• _EXCERPTED RECORDS_:
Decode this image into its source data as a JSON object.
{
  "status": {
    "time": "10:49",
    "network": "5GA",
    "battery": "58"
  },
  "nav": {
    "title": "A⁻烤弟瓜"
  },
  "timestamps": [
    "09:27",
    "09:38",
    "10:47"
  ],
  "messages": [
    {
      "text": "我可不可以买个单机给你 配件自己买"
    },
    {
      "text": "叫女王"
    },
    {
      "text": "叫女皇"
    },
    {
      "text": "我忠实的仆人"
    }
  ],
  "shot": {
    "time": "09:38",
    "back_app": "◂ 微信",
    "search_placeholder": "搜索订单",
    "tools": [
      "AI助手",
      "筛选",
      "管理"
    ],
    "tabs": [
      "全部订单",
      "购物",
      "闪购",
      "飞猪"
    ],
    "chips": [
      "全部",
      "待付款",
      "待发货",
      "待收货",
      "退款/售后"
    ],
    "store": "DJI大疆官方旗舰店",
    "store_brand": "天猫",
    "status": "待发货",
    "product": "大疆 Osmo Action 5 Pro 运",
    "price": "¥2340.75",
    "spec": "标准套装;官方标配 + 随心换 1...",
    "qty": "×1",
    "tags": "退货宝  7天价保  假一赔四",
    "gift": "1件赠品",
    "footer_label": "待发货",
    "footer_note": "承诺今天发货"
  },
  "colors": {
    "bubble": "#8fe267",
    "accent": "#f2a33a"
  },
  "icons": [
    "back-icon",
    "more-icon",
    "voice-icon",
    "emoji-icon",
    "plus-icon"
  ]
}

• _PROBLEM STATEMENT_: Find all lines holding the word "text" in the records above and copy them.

• _ANSWER SECTION_:
      "text": "我可不可以买个单机给你 配件自己买"
      "text": "叫女王"
      "text": "叫女皇"
      "text": "我忠实的仆人"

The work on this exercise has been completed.